→ **Task instructions**: Write the records out exactly as shown. No pictures.

==== The data ====

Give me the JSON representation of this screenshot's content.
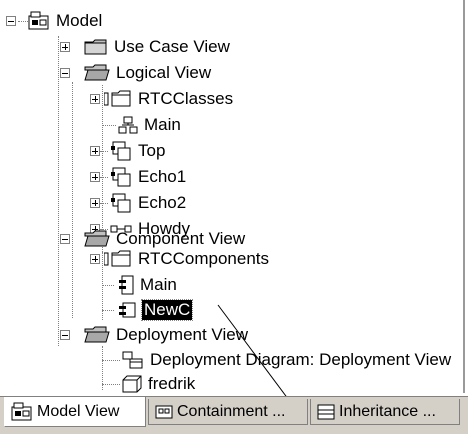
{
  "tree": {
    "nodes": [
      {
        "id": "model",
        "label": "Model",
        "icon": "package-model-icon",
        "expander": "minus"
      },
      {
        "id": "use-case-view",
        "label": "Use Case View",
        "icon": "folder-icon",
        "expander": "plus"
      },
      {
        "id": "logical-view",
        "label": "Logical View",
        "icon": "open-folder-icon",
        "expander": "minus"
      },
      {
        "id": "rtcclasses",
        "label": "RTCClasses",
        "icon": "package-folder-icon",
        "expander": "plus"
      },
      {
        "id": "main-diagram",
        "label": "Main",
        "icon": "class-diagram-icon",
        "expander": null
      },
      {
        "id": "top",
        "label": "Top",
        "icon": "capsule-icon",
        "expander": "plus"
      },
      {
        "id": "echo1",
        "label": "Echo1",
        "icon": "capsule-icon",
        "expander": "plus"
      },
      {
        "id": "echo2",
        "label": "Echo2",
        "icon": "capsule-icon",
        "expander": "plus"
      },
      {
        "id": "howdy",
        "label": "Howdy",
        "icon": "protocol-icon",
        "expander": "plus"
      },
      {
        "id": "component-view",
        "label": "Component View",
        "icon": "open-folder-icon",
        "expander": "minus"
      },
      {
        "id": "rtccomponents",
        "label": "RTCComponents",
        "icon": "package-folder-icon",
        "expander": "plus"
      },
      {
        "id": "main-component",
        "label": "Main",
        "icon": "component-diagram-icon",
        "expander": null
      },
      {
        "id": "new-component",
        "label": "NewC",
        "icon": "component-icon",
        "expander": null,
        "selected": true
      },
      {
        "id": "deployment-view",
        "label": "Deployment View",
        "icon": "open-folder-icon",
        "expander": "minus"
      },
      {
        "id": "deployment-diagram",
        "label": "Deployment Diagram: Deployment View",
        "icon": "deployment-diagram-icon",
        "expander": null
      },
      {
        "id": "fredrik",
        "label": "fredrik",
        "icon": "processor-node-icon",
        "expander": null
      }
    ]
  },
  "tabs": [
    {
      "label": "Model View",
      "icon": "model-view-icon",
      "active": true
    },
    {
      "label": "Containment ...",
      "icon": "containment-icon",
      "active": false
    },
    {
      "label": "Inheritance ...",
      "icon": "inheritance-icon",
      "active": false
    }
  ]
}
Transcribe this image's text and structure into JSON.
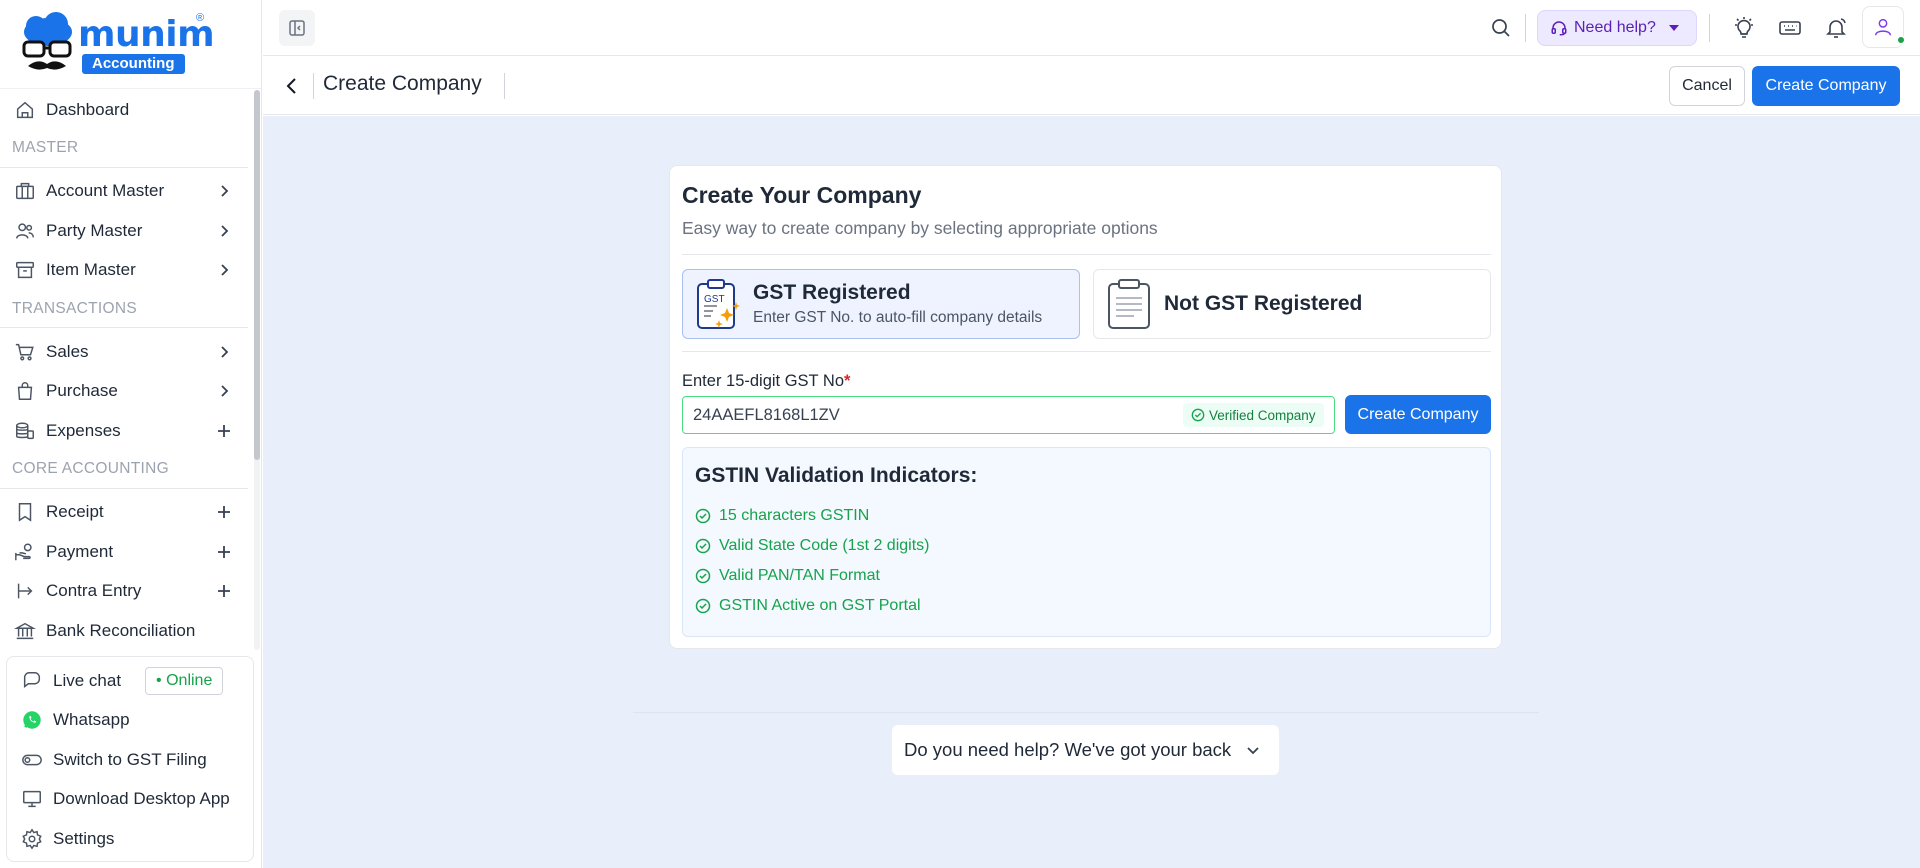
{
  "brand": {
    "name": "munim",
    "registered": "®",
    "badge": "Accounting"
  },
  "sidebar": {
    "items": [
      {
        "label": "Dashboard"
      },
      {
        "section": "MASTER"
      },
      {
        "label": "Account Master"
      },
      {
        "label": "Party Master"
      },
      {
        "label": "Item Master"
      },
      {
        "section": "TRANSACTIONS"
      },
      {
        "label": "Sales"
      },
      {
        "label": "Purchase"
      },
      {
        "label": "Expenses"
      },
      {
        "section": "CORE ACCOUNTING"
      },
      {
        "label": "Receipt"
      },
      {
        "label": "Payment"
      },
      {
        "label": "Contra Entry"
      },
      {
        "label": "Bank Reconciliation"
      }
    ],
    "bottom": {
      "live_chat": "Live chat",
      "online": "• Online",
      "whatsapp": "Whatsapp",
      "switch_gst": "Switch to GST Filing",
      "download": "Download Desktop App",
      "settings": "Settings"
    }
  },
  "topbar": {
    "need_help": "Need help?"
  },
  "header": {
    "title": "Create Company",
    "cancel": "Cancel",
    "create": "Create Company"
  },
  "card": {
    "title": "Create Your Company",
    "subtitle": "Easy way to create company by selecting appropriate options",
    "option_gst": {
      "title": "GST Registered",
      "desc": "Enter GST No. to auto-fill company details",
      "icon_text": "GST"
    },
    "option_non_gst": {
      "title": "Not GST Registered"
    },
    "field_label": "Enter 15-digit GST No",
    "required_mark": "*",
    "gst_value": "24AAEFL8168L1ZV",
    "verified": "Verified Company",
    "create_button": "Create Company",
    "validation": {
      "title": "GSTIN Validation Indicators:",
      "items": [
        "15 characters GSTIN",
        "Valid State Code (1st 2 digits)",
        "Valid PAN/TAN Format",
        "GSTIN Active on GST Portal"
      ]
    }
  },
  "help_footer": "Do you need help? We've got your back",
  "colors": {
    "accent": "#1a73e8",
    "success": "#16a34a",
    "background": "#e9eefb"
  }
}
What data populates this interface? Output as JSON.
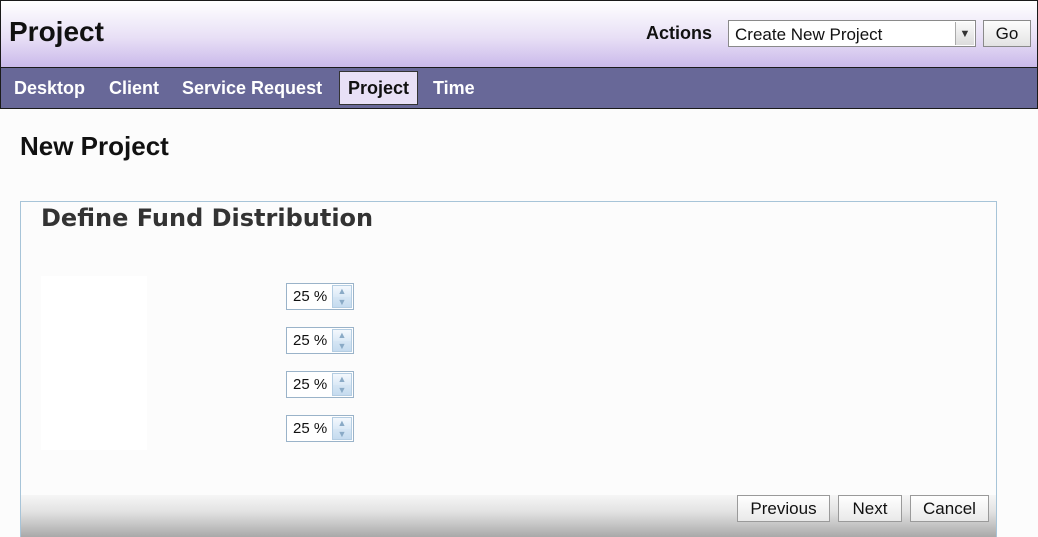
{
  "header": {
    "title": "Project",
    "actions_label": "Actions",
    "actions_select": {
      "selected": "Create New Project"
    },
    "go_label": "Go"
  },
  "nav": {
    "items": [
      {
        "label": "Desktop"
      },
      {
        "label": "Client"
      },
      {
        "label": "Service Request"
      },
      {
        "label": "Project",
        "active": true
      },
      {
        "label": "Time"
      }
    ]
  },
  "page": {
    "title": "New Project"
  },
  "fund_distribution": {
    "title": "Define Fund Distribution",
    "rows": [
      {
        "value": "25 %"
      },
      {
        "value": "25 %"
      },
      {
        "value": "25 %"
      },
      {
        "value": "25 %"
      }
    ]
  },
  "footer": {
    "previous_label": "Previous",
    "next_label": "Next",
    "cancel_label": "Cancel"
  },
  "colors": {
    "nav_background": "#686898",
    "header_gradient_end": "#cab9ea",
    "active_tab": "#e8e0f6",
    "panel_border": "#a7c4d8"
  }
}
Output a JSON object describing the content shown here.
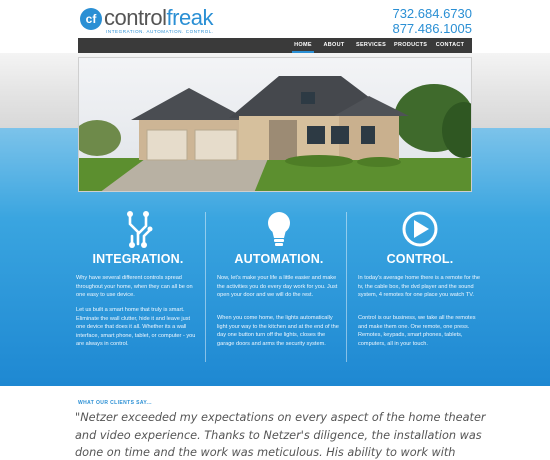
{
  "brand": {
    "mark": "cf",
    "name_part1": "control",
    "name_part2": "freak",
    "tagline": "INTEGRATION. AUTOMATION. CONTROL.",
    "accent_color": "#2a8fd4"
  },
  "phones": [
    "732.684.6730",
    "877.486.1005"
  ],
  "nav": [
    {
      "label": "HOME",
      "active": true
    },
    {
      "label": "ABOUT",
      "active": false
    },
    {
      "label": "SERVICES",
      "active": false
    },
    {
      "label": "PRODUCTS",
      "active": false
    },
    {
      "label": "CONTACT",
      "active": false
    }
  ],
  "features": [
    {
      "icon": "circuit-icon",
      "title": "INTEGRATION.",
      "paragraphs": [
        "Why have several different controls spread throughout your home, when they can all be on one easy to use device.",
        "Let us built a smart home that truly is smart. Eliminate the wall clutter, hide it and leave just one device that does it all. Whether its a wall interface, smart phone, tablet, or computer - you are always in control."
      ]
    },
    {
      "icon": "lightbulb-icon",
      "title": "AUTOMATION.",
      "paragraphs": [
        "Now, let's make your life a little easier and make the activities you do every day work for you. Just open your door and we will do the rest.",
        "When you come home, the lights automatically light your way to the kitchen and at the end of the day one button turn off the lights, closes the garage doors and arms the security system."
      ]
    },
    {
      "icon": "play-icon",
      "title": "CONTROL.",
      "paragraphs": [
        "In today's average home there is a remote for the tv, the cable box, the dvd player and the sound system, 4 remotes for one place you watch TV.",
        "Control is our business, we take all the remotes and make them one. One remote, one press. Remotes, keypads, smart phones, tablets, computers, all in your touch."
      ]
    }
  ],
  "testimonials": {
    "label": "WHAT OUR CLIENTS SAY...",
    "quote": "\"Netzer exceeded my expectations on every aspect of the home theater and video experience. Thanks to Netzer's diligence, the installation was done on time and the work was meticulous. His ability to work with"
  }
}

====

→ **Response area**:
Give me the JSON representation of this screenshot's content.
{
  "tree": {
    "nodes": [
      {
        "id": "model",
        "label": "Model",
        "icon": "package-model-icon",
        "expander": "minus"
      },
      {
        "id": "use-case-view",
        "label": "Use Case View",
        "icon": "folder-icon",
        "expander": "plus"
      },
      {
        "id": "logical-view",
        "label": "Logical View",
        "icon": "open-folder-icon",
        "expander": "minus"
      },
      {
        "id": "rtcclasses",
        "label": "RTCClasses",
        "icon": "package-folder-icon",
        "expander": "plus"
      },
      {
        "id": "main-diagram",
        "label": "Main",
        "icon": "class-diagram-icon",
        "expander": null
      },
      {
        "id": "top",
        "label": "Top",
        "icon": "capsule-icon",
        "expander": "plus"
      },
      {
        "id": "echo1",
        "label": "Echo1",
        "icon": "capsule-icon",
        "expander": "plus"
      },
      {
        "id": "echo2",
        "label": "Echo2",
        "icon": "capsule-icon",
        "expander": "plus"
      },
      {
        "id": "howdy",
        "label": "Howdy",
        "icon": "protocol-icon",
        "expander": "plus"
      },
      {
        "id": "component-view",
        "label": "Component View",
        "icon": "open-folder-icon",
        "expander": "minus"
      },
      {
        "id": "rtccomponents",
        "label": "RTCComponents",
        "icon": "package-folder-icon",
        "expander": "plus"
      },
      {
        "id": "main-component",
        "label": "Main",
        "icon": "component-diagram-icon",
        "expander": null
      },
      {
        "id": "new-component",
        "label": "NewC",
        "icon": "component-icon",
        "expander": null,
        "selected": true
      },
      {
        "id": "deployment-view",
        "label": "Deployment View",
        "icon": "open-folder-icon",
        "expander": "minus"
      },
      {
        "id": "deployment-diagram",
        "label": "Deployment Diagram: Deployment View",
        "icon": "deployment-diagram-icon",
        "expander": null
      },
      {
        "id": "fredrik",
        "label": "fredrik",
        "icon": "processor-node-icon",
        "expander": null
      }
    ]
  },
  "tabs": [
    {
      "label": "Model View",
      "icon": "model-view-icon",
      "active": true
    },
    {
      "label": "Containment ...",
      "icon": "containment-icon",
      "active": false
    },
    {
      "label": "Inheritance ...",
      "icon": "inheritance-icon",
      "active": false
    }
  ]
}
Transcribe this image's text and structure into JSON.
{
  "brand": {
    "name": "munim",
    "registered": "®",
    "badge": "Accounting"
  },
  "sidebar": {
    "items": [
      {
        "label": "Dashboard"
      },
      {
        "section": "MASTER"
      },
      {
        "label": "Account Master"
      },
      {
        "label": "Party Master"
      },
      {
        "label": "Item Master"
      },
      {
        "section": "TRANSACTIONS"
      },
      {
        "label": "Sales"
      },
      {
        "label": "Purchase"
      },
      {
        "label": "Expenses"
      },
      {
        "section": "CORE ACCOUNTING"
      },
      {
        "label": "Receipt"
      },
      {
        "label": "Payment"
      },
      {
        "label": "Contra Entry"
      },
      {
        "label": "Bank Reconciliation"
      }
    ],
    "bottom": {
      "live_chat": "Live chat",
      "online": "• Online",
      "whatsapp": "Whatsapp",
      "switch_gst": "Switch to GST Filing",
      "download": "Download Desktop App",
      "settings": "Settings"
    }
  },
  "topbar": {
    "need_help": "Need help?"
  },
  "header": {
    "title": "Create Company",
    "cancel": "Cancel",
    "create": "Create Company"
  },
  "card": {
    "title": "Create Your Company",
    "subtitle": "Easy way to create company by selecting appropriate options",
    "option_gst": {
      "title": "GST Registered",
      "desc": "Enter GST No. to auto-fill company details",
      "icon_text": "GST"
    },
    "option_non_gst": {
      "title": "Not GST Registered"
    },
    "field_label": "Enter 15-digit GST No",
    "required_mark": "*",
    "gst_value": "24AAEFL8168L1ZV",
    "verified": "Verified Company",
    "create_button": "Create Company",
    "validation": {
      "title": "GSTIN Validation Indicators:",
      "items": [
        "15 characters GSTIN",
        "Valid State Code (1st 2 digits)",
        "Valid PAN/TAN Format",
        "GSTIN Active on GST Portal"
      ]
    }
  },
  "help_footer": "Do you need help? We've got your back",
  "colors": {
    "accent": "#1a73e8",
    "success": "#16a34a",
    "background": "#e9eefb"
  }
}
What data populates this interface? Output as JSON.
{
  "header": {
    "title": "Project",
    "actions_label": "Actions",
    "actions_select": {
      "selected": "Create New Project"
    },
    "go_label": "Go"
  },
  "nav": {
    "items": [
      {
        "label": "Desktop"
      },
      {
        "label": "Client"
      },
      {
        "label": "Service Request"
      },
      {
        "label": "Project",
        "active": true
      },
      {
        "label": "Time"
      }
    ]
  },
  "page": {
    "title": "New Project"
  },
  "fund_distribution": {
    "title": "Define Fund Distribution",
    "rows": [
      {
        "value": "25 %"
      },
      {
        "value": "25 %"
      },
      {
        "value": "25 %"
      },
      {
        "value": "25 %"
      }
    ]
  },
  "footer": {
    "previous_label": "Previous",
    "next_label": "Next",
    "cancel_label": "Cancel"
  },
  "colors": {
    "nav_background": "#686898",
    "header_gradient_end": "#cab9ea",
    "active_tab": "#e8e0f6",
    "panel_border": "#a7c4d8"
  }
}
Output a JSON object describing the content shown here.
{
  "brand": {
    "mark": "cf",
    "name_part1": "control",
    "name_part2": "freak",
    "tagline": "INTEGRATION. AUTOMATION. CONTROL.",
    "accent_color": "#2a8fd4"
  },
  "phones": [
    "732.684.6730",
    "877.486.1005"
  ],
  "nav": [
    {
      "label": "HOME",
      "active": true
    },
    {
      "label": "ABOUT",
      "active": false
    },
    {
      "label": "SERVICES",
      "active": false
    },
    {
      "label": "PRODUCTS",
      "active": false
    },
    {
      "label": "CONTACT",
      "active": false
    }
  ],
  "features": [
    {
      "icon": "circuit-icon",
      "title": "INTEGRATION.",
      "paragraphs": [
        "Why have several different controls spread throughout your home, when they can all be on one easy to use device.",
        "Let us built a smart home that truly is smart. Eliminate the wall clutter, hide it and leave just one device that does it all. Whether its a wall interface, smart phone, tablet, or computer - you are always in control."
      ]
    },
    {
      "icon": "lightbulb-icon",
      "title": "AUTOMATION.",
      "paragraphs": [
        "Now, let's make your life a little easier and make the activities you do every day work for you. Just open your door and we will do the rest.",
        "When you come home, the lights automatically light your way to the kitchen and at the end of the day one button turn off the lights, closes the garage doors and arms the security system."
      ]
    },
    {
      "icon": "play-icon",
      "title": "CONTROL.",
      "paragraphs": [
        "In today's average home there is a remote for the tv, the cable box, the dvd player and the sound system, 4 remotes for one place you watch TV.",
        "Control is our business, we take all the remotes and make them one. One remote, one press. Remotes, keypads, smart phones, tablets, computers, all in your touch."
      ]
    }
  ],
  "testimonials": {
    "label": "WHAT OUR CLIENTS SAY...",
    "quote": "\"Netzer exceeded my expectations on every aspect of the home theater and video experience. Thanks to Netzer's diligence, the installation was done on time and the work was meticulous. His ability to work with"
  }
}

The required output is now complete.